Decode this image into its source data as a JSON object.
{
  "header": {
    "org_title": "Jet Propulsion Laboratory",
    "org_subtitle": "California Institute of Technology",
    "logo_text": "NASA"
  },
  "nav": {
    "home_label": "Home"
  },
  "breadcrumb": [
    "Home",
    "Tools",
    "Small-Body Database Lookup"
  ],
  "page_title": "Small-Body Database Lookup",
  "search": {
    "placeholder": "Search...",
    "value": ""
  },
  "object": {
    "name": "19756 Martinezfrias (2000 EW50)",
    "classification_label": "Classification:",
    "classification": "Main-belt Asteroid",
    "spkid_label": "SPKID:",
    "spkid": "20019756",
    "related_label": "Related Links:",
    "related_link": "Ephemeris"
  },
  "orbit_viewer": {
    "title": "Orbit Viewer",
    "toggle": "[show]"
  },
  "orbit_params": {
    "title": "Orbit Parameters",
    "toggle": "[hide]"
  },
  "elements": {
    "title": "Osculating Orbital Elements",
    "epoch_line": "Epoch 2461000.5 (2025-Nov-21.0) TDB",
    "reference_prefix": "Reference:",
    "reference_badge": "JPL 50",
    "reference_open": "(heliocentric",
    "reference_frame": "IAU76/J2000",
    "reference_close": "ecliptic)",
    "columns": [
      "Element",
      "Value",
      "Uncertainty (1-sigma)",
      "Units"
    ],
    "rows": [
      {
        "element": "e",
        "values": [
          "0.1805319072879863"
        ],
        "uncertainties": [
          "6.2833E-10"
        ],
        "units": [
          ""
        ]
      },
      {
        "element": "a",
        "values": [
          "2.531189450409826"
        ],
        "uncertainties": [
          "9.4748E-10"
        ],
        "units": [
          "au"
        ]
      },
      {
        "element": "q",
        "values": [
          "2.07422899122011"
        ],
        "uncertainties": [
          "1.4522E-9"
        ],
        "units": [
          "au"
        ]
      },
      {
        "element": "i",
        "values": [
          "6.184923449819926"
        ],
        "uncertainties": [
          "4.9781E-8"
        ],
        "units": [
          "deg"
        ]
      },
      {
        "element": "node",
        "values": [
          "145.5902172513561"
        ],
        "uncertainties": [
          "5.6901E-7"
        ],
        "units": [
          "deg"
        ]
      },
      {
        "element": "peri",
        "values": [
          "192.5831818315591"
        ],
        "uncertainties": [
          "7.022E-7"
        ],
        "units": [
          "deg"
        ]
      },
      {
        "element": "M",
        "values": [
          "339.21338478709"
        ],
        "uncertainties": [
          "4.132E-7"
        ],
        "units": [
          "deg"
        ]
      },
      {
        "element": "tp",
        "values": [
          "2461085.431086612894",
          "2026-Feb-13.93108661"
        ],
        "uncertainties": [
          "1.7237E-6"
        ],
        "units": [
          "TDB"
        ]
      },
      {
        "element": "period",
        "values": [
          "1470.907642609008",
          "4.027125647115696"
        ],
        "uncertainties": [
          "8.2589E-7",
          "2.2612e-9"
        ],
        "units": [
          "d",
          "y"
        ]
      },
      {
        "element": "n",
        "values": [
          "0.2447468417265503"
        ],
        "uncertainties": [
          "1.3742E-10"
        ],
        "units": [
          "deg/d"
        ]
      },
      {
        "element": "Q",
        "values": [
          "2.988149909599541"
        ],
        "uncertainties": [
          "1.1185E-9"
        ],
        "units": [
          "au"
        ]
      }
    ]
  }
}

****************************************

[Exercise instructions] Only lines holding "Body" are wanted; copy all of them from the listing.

[Task answer]
    "Small-Body Database Lookup"
  "page_title": "Small-Body Database Lookup",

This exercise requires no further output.